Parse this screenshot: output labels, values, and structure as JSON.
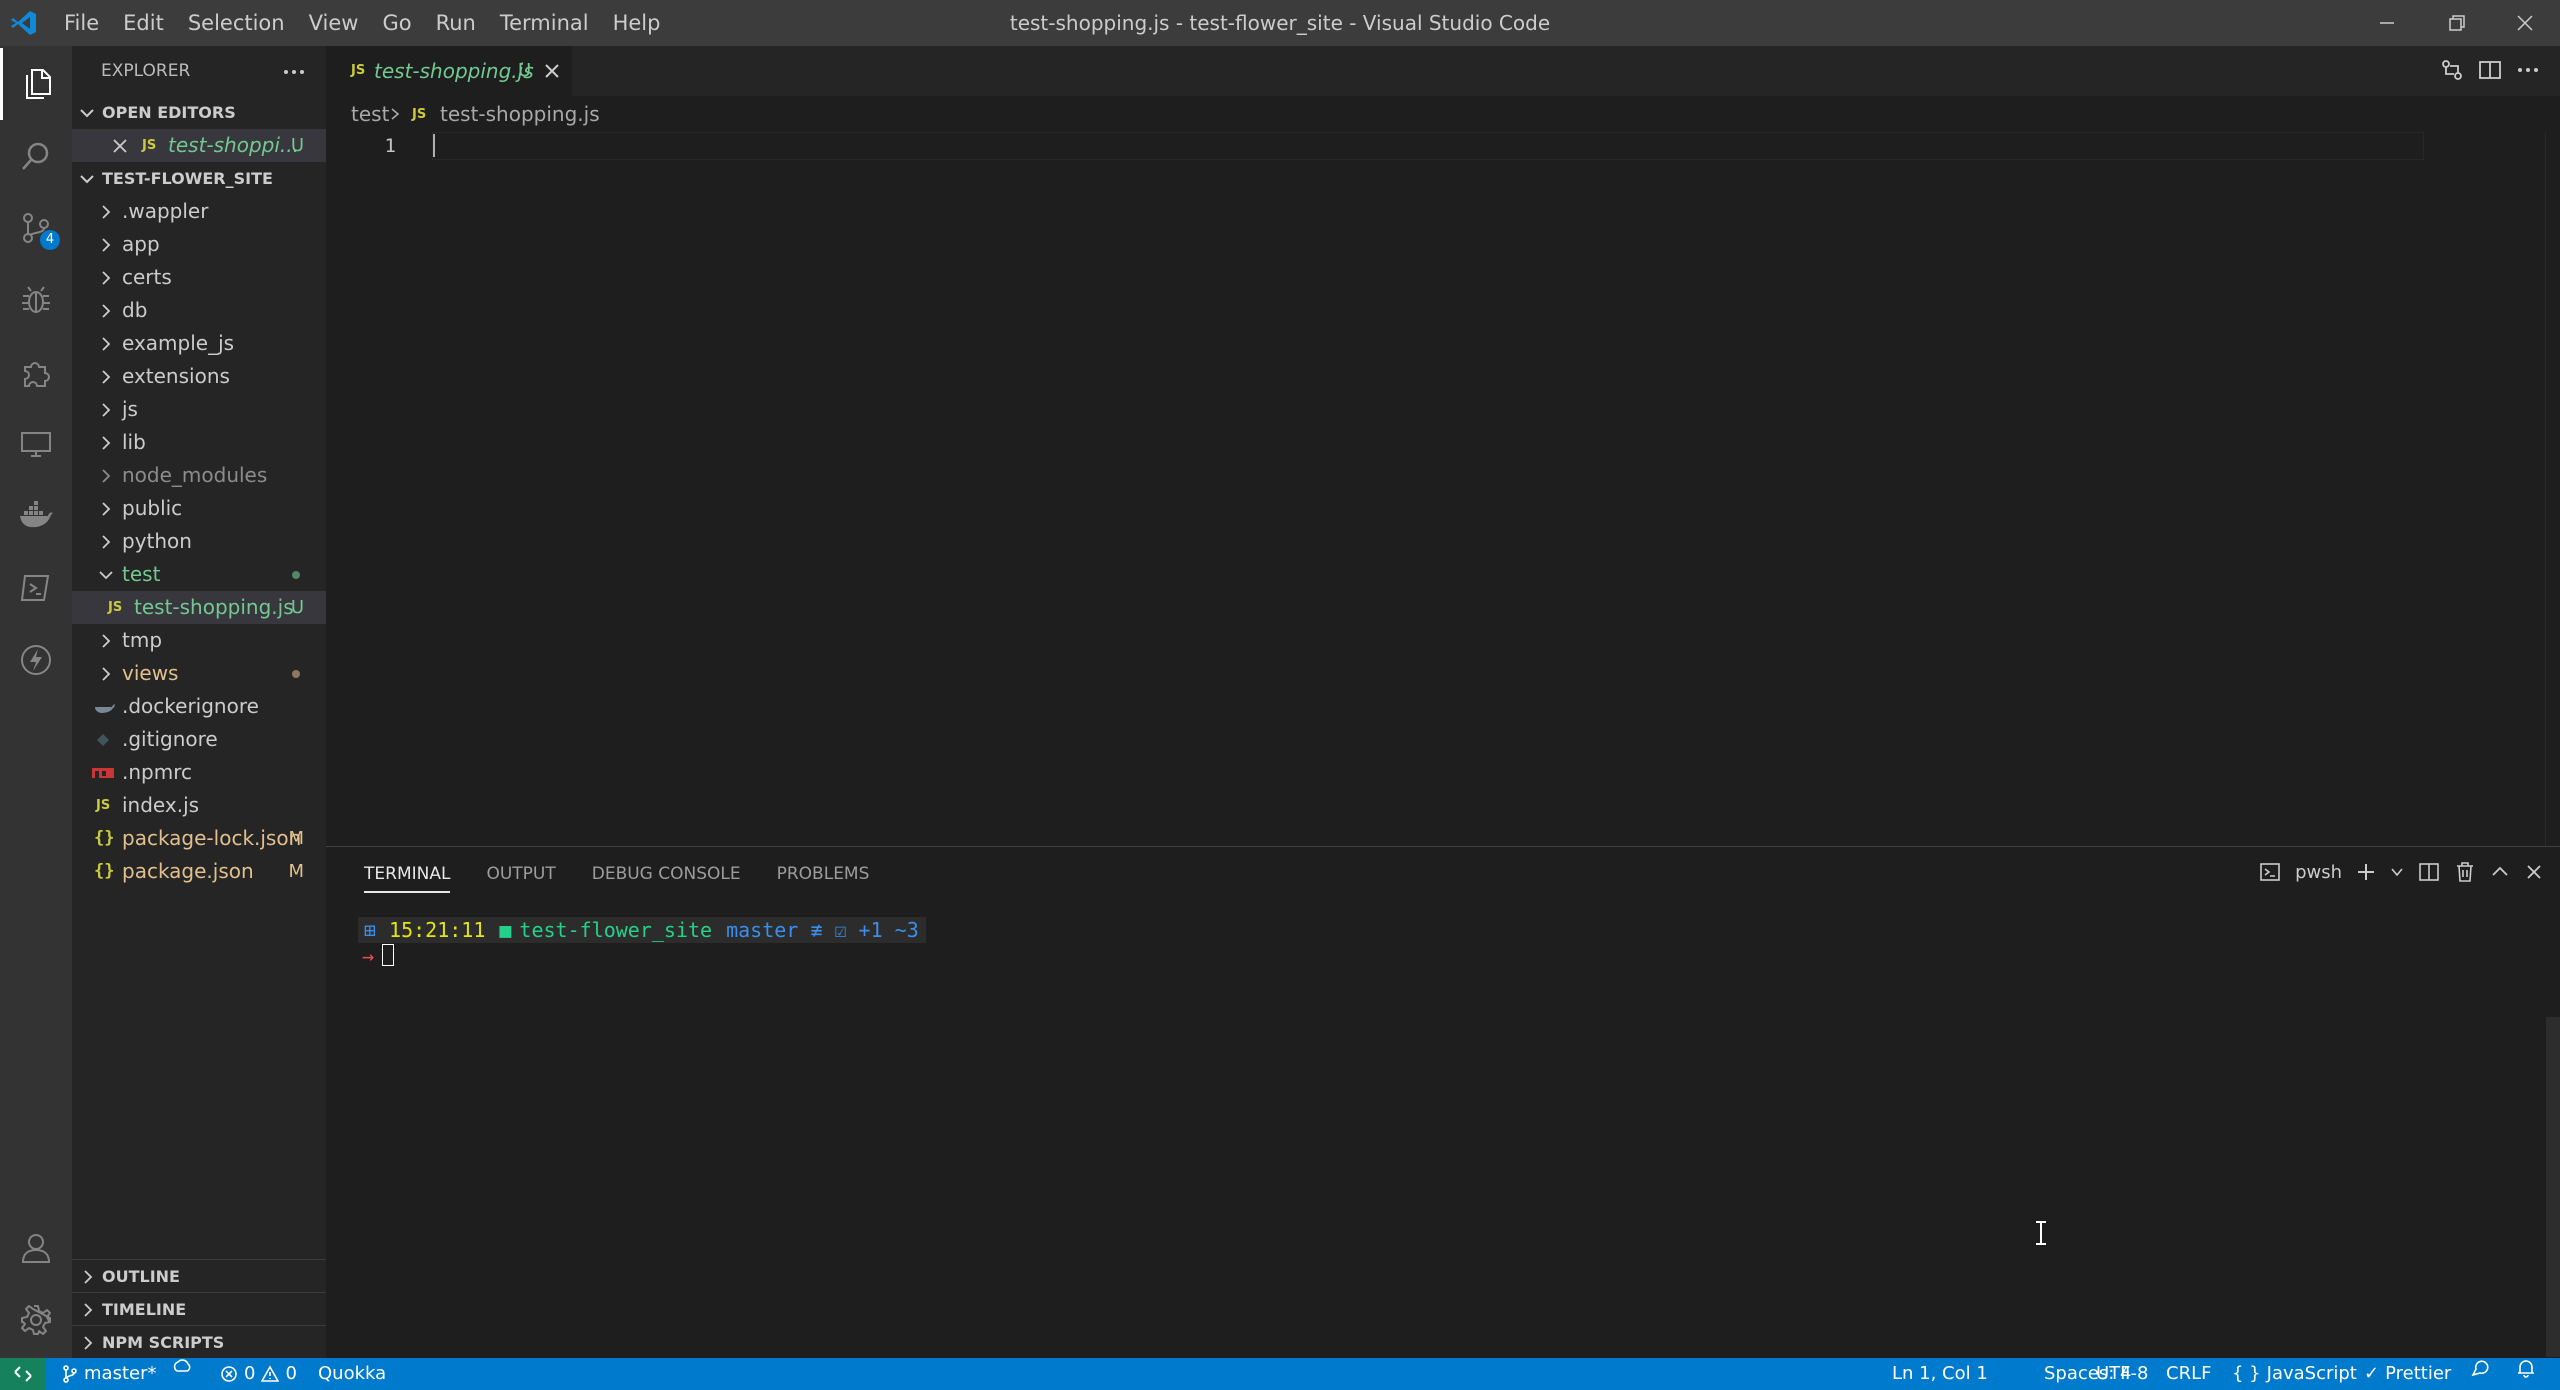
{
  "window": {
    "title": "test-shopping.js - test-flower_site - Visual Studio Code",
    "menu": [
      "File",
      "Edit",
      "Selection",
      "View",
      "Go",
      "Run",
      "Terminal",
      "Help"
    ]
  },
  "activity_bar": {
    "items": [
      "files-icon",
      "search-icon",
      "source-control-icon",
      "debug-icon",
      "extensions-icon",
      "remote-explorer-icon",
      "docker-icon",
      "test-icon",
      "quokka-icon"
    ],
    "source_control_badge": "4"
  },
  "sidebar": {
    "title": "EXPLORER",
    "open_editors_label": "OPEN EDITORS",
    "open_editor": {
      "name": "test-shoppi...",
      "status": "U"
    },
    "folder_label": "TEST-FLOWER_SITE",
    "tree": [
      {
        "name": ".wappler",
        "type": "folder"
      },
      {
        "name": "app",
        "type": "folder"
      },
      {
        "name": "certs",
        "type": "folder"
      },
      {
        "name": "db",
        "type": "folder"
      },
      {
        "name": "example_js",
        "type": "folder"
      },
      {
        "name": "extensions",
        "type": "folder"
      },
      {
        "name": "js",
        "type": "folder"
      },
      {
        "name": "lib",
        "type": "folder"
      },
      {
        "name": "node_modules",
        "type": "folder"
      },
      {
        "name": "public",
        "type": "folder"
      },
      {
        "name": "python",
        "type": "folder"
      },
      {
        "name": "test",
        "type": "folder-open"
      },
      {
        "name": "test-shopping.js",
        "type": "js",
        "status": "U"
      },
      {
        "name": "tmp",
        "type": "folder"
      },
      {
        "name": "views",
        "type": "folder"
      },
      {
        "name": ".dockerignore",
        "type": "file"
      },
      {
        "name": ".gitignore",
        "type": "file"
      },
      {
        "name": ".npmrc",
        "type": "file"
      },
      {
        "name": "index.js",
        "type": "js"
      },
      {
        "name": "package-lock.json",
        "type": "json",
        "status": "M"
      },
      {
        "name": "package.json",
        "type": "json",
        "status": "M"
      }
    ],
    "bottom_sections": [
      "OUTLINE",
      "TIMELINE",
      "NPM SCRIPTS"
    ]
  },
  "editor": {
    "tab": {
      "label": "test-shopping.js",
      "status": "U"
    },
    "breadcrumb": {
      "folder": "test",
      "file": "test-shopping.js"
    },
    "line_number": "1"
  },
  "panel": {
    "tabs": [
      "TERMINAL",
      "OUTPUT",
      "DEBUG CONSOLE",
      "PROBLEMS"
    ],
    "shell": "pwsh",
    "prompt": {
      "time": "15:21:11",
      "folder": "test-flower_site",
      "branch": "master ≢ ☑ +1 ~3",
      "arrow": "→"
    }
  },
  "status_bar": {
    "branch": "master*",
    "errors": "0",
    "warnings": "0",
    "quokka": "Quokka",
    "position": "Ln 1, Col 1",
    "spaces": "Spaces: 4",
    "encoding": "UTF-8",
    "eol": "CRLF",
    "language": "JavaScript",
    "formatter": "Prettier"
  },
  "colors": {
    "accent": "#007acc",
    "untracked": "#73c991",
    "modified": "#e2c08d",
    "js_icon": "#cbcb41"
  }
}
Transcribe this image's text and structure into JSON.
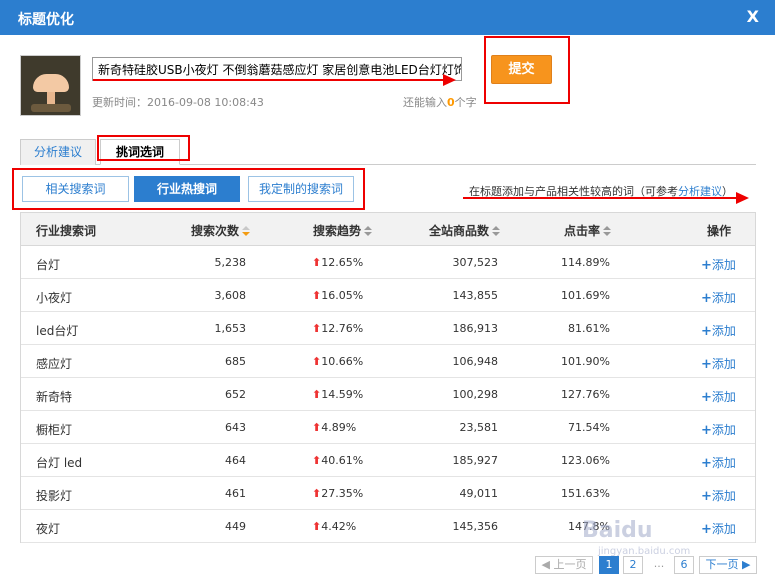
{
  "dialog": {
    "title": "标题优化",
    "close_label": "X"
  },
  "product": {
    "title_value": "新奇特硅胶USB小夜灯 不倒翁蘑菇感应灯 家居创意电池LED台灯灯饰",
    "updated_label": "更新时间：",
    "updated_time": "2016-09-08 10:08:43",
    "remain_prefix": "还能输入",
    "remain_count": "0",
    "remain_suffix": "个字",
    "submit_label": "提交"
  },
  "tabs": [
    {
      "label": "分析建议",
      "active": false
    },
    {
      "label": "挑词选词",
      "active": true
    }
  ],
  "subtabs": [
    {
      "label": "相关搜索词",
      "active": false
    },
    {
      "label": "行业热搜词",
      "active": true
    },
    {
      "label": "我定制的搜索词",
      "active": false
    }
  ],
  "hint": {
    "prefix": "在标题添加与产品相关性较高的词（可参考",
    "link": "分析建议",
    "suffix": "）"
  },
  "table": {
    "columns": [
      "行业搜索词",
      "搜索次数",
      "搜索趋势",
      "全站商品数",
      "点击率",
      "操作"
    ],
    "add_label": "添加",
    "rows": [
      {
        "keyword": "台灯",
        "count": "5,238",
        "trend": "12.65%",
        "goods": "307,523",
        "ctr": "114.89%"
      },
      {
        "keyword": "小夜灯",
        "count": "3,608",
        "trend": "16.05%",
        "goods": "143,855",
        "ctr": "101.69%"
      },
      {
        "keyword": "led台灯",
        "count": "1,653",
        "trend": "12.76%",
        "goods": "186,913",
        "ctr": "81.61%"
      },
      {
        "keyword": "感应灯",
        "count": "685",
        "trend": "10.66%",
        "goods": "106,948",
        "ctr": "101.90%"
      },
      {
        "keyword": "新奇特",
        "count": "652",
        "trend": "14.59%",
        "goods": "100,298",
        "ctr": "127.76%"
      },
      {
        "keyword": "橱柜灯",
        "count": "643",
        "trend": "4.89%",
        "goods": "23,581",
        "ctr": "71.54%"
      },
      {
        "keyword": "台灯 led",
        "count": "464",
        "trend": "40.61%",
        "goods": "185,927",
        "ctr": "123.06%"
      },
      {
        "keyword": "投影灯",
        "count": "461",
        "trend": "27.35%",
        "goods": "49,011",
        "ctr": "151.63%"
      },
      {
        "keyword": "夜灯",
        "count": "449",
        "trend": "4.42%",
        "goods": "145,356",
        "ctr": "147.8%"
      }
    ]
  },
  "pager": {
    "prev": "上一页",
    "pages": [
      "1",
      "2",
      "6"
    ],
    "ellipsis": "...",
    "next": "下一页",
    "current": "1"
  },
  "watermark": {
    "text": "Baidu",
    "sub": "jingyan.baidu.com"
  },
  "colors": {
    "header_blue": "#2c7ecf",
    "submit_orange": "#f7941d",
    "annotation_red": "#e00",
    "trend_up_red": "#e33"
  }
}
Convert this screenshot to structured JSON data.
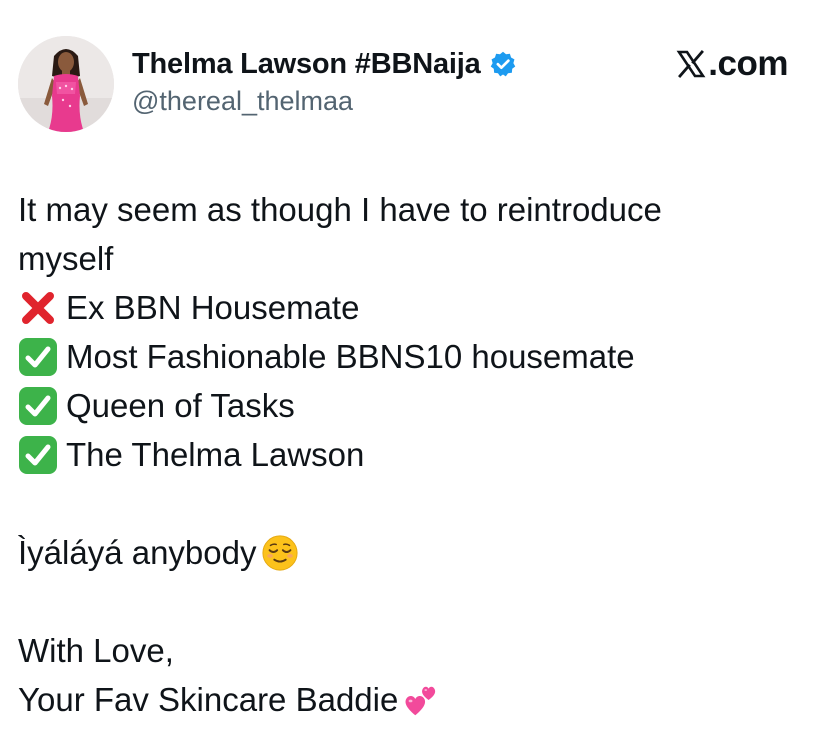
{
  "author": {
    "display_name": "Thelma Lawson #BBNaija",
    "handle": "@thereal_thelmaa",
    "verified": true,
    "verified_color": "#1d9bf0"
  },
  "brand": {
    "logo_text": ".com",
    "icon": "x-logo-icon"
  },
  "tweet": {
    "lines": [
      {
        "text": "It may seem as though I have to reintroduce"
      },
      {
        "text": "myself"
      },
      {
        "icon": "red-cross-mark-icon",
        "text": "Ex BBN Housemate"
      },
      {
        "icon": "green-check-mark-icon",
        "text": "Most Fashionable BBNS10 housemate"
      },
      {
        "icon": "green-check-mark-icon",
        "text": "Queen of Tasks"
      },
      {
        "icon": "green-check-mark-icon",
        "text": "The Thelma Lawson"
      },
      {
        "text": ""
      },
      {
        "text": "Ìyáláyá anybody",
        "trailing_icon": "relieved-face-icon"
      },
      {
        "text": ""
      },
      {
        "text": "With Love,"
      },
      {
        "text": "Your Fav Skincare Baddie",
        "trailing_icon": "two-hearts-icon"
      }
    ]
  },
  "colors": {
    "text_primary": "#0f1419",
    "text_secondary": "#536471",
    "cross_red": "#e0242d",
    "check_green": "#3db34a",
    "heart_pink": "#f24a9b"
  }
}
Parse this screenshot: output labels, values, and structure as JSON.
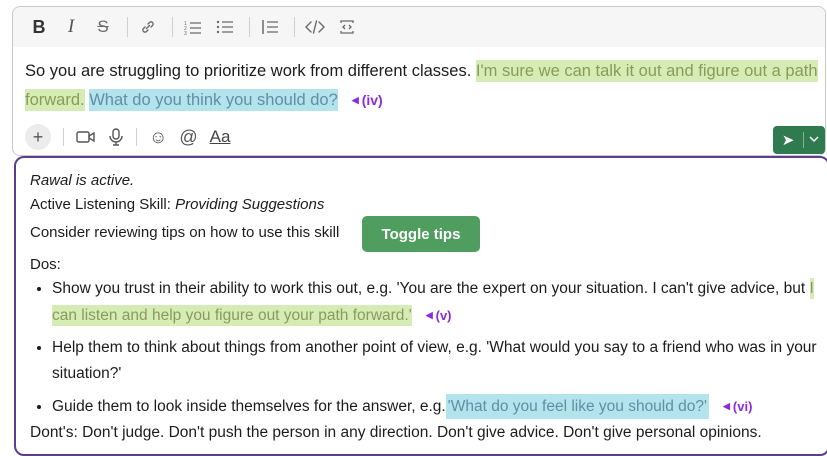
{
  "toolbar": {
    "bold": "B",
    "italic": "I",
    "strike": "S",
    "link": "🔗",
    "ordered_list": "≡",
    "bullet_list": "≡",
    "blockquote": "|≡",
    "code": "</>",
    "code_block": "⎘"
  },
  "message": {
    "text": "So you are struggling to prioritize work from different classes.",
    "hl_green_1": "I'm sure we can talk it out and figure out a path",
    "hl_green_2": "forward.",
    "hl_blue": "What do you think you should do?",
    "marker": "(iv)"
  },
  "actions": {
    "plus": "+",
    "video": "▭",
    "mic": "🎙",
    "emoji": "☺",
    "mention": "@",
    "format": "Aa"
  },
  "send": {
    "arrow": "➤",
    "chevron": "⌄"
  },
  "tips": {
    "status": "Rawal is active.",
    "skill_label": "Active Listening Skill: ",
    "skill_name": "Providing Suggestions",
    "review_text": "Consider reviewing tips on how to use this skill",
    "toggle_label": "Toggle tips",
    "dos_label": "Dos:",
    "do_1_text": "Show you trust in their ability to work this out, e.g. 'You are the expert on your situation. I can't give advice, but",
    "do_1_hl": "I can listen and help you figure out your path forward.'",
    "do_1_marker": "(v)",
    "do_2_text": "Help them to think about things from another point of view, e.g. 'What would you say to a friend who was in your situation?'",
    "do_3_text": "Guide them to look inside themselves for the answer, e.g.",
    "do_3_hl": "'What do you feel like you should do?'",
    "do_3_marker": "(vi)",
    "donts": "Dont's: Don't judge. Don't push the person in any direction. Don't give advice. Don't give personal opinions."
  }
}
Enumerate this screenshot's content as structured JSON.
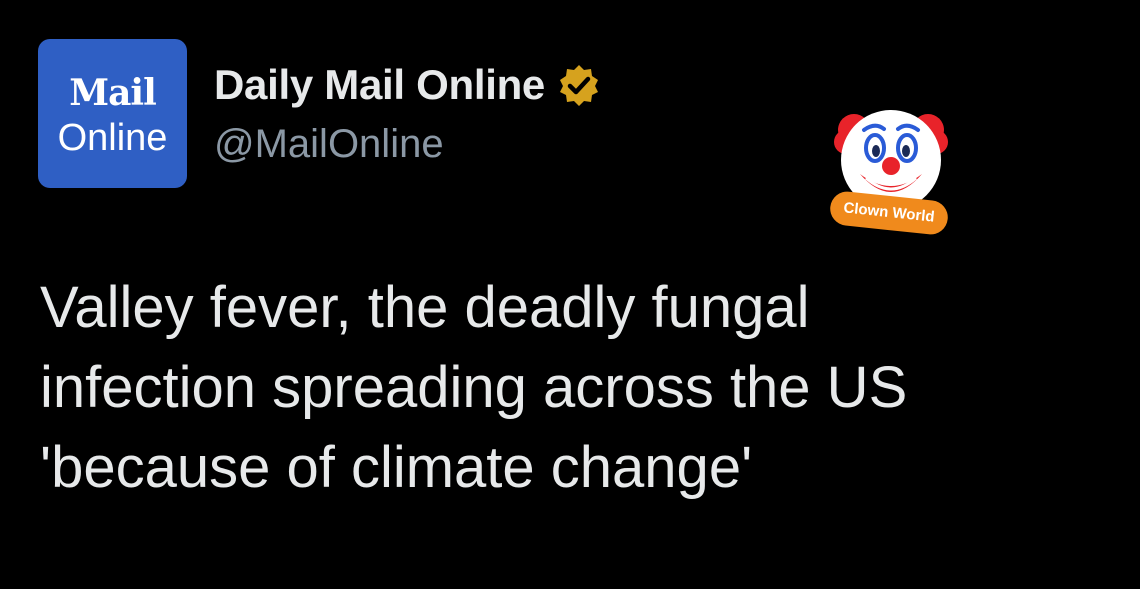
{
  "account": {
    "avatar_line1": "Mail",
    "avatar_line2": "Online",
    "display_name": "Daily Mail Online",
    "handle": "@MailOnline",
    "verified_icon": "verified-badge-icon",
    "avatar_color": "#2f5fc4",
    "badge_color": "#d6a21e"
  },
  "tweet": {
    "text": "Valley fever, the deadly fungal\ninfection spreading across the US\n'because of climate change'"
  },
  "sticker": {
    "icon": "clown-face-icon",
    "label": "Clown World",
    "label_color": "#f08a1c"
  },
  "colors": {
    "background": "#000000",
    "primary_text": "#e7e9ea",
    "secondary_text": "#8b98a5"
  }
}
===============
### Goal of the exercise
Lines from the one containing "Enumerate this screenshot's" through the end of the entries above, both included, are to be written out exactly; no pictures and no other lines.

### Answer section
Enumerate this screenshot's content as structured JSON.
{
  "account": {
    "avatar_line1": "Mail",
    "avatar_line2": "Online",
    "display_name": "Daily Mail Online",
    "handle": "@MailOnline",
    "verified_icon": "verified-badge-icon",
    "avatar_color": "#2f5fc4",
    "badge_color": "#d6a21e"
  },
  "tweet": {
    "text": "Valley fever, the deadly fungal\ninfection spreading across the US\n'because of climate change'"
  },
  "sticker": {
    "icon": "clown-face-icon",
    "label": "Clown World",
    "label_color": "#f08a1c"
  },
  "colors": {
    "background": "#000000",
    "primary_text": "#e7e9ea",
    "secondary_text": "#8b98a5"
  }
}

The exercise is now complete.